SocGen moderately bullish on commodities
The latest quarterly Commodities Review from Societe Generale (SocGen) asserts at the outset that from a top-down, macro approach,
The latest quarterly Commodities Review from Societe Generale (SocGen) asserts at the outset that from a top-down, macro approach, the bank is moderately bullish on commodities as a group for the rest of 2010, but that the prices of individual commodities are expected to vary considerably. The bifurcation of economic growth and the emphasis on developing nations points in particular towards base metals, steel, iron ore and energy.
The bank suggests that moderate support for commodities will come over the next few quarters from both fundamental end-user commodity consumption and investor commodity demand. Economic growth is expected to top 6% in emerging countries and come in at slightly above 2% in developed economies as expansionary monetary and fiscal policies are working better in the former - a two-lane highway expected to persist some way beyond 2010. Furthermore the emphasis on emerging economies is on the development of infrastructure, which particularly requires the commodities listed above.
The bank suggests that we are looking for “binary inflation”. Large output gaps persist in the developed economies, which should keep inflation well contained in 2010 and 2011, while there are mounting inflation risks in the emerging economies. A debate over the medium term inflation outlook is beginning “to flare”, however, and SocGen is of the view that inflation is very likely to be the next hurdle to overcome.
The bank is looking for an upward trend in gold and silver over the next few quarters, driven by increasing inflationary fears and concerns that developed countries might be tempted to monetise some of their hefty sovereign debt. The average for the final quarter of this year is forecast at USUSD1,325 while that of silver is pegged at USUSD21.75. The gold average for 2011 is expected to be the highest for the medium term, with prices coming down gradually thereafter. The industrial element in silver’s character is expected to keep silver prices higher for slightly longer, with 2012 the peak year. The trend, while upwards, is expected to be bumpy and long-term investors are cautioned that they must be prepared to ride out periods of volatility.
Meanwhile the platinum group metals, which have carried the banner for the precious sector since late 2008, are now expected to give up this leading role to gold and silver.
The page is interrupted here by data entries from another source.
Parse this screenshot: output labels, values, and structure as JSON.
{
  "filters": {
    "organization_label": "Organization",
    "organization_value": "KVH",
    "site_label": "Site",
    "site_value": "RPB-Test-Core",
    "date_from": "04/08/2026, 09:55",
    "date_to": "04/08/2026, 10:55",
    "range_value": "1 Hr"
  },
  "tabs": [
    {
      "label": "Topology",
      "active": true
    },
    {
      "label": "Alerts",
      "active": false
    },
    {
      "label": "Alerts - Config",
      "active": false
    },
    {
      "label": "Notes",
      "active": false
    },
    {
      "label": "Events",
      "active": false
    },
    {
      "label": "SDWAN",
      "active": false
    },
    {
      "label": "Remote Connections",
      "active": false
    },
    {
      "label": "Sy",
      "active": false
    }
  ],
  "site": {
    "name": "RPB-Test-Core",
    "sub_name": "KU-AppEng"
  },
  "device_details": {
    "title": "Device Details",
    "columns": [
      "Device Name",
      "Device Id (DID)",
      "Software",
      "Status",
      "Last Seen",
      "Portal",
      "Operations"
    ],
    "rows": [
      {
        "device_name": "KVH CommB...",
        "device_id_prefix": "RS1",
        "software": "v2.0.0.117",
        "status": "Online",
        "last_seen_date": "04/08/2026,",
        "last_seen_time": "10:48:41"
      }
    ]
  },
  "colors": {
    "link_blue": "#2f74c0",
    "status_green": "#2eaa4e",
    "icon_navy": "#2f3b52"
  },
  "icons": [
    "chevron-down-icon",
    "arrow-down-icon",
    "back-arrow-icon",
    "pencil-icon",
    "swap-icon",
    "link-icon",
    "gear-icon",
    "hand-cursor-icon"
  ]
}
Among the base metals, SocGen notes that LME lead inventory continues to rise but that current stock levels still provide limited demand coverage. Lead is expected to benefit from a significant boost from the rebound in the global auto sector (the bank is looking for a 40% increase in auto production against 2009). Zinc’s price upside is expected to be constrained by a sustained market surplus - refined production is forecast to increase by 8% year-on-year in 2010. Nickel prices surged in the first quarter of this year as stainless steel producers increased their production rates and LME stocks have begun to decline. Stainless production is expected to rise by more than 14% this year, driven in particular by autos and domestic appliances. Aluminium is seeing significant smelter restarts, both in China and the west as a result of rising prices. Chinese copper demand, meanwhile, is expected to underpin a near 7% increase in global demand and LME inventories have been declining since mid-February.
China of course remains a key element in the outlook. The SocGen economists are expecting a revaluation of the yuan this year, and argue that such a revaluation is more likely to support commodities then impede Chinese exports.